Work required
Reproduce the entire listing exactly. Leave the pictures out.

Entries supplied
--- --- ---

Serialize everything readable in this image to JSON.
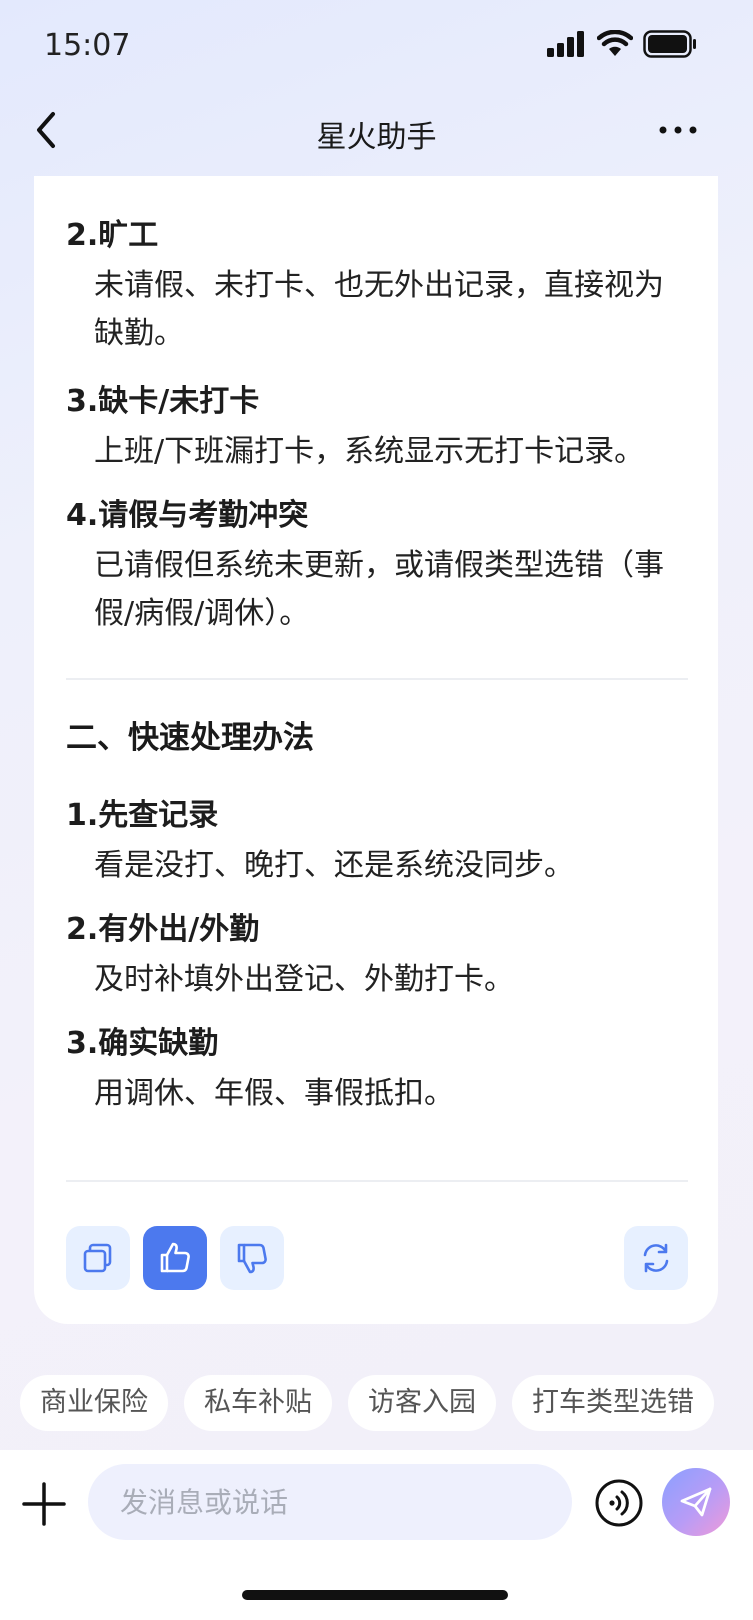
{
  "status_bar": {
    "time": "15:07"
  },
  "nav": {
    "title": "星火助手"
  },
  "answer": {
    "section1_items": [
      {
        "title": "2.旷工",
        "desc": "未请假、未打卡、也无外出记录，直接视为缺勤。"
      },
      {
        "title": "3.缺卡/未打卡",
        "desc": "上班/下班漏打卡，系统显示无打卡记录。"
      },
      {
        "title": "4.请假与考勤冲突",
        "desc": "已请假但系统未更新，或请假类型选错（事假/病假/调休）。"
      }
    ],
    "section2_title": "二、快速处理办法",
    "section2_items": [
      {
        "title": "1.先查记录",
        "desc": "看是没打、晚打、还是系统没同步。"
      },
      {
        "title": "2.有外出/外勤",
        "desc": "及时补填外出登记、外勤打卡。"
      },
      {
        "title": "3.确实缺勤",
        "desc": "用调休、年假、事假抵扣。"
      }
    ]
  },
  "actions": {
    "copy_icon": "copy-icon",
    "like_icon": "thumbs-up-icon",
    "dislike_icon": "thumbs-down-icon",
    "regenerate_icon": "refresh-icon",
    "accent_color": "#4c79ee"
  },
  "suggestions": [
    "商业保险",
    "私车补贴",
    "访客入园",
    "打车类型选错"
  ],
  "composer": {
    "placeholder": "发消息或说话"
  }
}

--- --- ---

Exercise output
Serialize everything readable in this image to JSON.
{
  "status_bar": {
    "time": "15:07"
  },
  "nav": {
    "title": "星火助手"
  },
  "answer": {
    "section1_items": [
      {
        "title": "2.旷工",
        "desc": "未请假、未打卡、也无外出记录，直接视为缺勤。"
      },
      {
        "title": "3.缺卡/未打卡",
        "desc": "上班/下班漏打卡，系统显示无打卡记录。"
      },
      {
        "title": "4.请假与考勤冲突",
        "desc": "已请假但系统未更新，或请假类型选错（事假/病假/调休）。"
      }
    ],
    "section2_title": "二、快速处理办法",
    "section2_items": [
      {
        "title": "1.先查记录",
        "desc": "看是没打、晚打、还是系统没同步。"
      },
      {
        "title": "2.有外出/外勤",
        "desc": "及时补填外出登记、外勤打卡。"
      },
      {
        "title": "3.确实缺勤",
        "desc": "用调休、年假、事假抵扣。"
      }
    ]
  },
  "actions": {
    "copy_icon": "copy-icon",
    "like_icon": "thumbs-up-icon",
    "dislike_icon": "thumbs-down-icon",
    "regenerate_icon": "refresh-icon",
    "accent_color": "#4c79ee"
  },
  "suggestions": [
    "商业保险",
    "私车补贴",
    "访客入园",
    "打车类型选错"
  ],
  "composer": {
    "placeholder": "发消息或说话"
  }
}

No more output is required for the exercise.